This article is the third in a three-part series that is adapted from an essay written by Dr. Alex Berezow, now archived at Suzzallo Library's Special Collections at the University of Washington. In Part III, he discusses the societal problem of willful ignorance.
A new study reveals that nearly 40% of Europeans want to "live in a world where chemical substances don't exist." Another 82% didn't know that table salt is table salt, whether it is extracted from the ocean or made synthetically.
How can you identify a scientifically ignorant person? Ask him if he's concerned about the health effects of GMOs. If the answer is yes, you've identified somebody who probably couldn't pass an 8th grade science test. Too harsh? Not according to the latest Pew poll.
In high school, I took organic chemistry, microbiology, genetics, and anatomy & physiology. Without a doubt, I received a world-class science education, despite growing up in a largely rural area that wasn't wealthy. So for Teacher Appreciation Week, I'd like to thank the middle school and high school leaders who greatly shaped my life.
Why hire a PhD or a person with a bachelor's degree in science? Instead, it's cheaper and easier to hire a social media intern who's spent the last few years copying and pasting press releases about scary toxins and miracle vegetables.
There are those who believe that Ph.D's are still useful. Others might agree -- but with this gigantic caveat: It's only useful to those who are 100% certain that a life at the research bench is what they want to do.
Only about 17% of Americans are "active science news consumers." At least most Americans seem to understand that the mainstream media is a terrible place to get science news.
At one time, "The Three R's" (reading, 'riting, 'rithmetic) were considered the marks of a person who possessed at least a rudimentary education. How about as part of national education reform, we bring back that concept – and update it to include civics, economics, science, and technology? We could call it CRRREST.

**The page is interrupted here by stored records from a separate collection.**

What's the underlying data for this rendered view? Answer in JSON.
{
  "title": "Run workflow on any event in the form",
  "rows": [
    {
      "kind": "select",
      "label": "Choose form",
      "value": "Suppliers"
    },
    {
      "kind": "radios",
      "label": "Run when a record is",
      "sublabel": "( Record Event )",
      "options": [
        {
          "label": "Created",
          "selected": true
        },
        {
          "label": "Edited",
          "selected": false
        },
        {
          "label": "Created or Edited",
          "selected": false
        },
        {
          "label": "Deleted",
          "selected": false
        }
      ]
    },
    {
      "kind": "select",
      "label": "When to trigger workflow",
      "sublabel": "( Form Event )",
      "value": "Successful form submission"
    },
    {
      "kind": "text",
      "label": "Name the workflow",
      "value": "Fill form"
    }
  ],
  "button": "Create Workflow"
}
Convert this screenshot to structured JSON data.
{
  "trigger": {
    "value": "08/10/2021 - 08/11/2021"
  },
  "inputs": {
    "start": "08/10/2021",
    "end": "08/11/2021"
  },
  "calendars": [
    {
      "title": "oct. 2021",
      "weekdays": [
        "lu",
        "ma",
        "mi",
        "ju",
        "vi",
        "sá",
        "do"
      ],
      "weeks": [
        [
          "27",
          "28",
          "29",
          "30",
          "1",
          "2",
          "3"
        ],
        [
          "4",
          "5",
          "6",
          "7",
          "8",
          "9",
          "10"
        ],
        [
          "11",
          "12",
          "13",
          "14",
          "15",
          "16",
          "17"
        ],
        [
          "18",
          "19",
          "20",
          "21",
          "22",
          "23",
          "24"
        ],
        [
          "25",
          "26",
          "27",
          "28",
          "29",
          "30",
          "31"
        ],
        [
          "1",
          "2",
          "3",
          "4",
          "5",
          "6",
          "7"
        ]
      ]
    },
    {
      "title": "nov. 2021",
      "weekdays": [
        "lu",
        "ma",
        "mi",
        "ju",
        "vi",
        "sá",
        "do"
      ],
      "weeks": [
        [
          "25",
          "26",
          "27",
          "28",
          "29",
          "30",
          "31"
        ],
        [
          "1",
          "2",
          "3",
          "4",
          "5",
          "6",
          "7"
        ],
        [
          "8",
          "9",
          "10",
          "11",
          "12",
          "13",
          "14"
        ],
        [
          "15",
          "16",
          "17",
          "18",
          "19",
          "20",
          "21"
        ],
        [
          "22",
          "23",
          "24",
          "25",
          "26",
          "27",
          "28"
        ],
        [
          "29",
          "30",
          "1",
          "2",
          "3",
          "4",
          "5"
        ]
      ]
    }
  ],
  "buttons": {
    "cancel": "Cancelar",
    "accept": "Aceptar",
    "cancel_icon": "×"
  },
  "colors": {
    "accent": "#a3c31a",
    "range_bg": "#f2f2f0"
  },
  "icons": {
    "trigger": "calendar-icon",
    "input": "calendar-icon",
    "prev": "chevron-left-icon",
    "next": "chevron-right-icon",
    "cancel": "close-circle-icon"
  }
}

To refresh our minds with some cleansing thoughts after a punishing campaign season, let's focus on something America does really well: Science. To that end, the following remains true: The United States leads the world in Nobel Prizes, and our nation spends more money on research and development than every other country on Earth.
Unbeknownst to David Seidemann, a Brooklyn College geology professor and ACSH scientific advisor, he was placed on a "hit list" by the academic politically-correct mafia. In an article for Minding the Campus, Prof. Seidemann recalls a chilling tale in which he was investigated by the administration for alleged misconduct.
A proposed resolution by the New York State PTA, to be voted on at their November convention, supports mandatory labeling and a GMO ban from school food. The resolution, which is shocking coming from an organization that, is packed full of pseudoscientific thinking and anti-biotechnology propaganda.
One of the latest contributions from the Huffington Post to the national dialogue comes courtesy of self-described teenage "food safety activist" Rachel Parent, who skyrocketed to fame after giving an anti-GMO talk for Tedx, and debating Kevin O'Leary. Her new article is titled "GMO Propaganda Has No Place In Your Child's Classroom." She then goes on to regurgitate her own propaganda.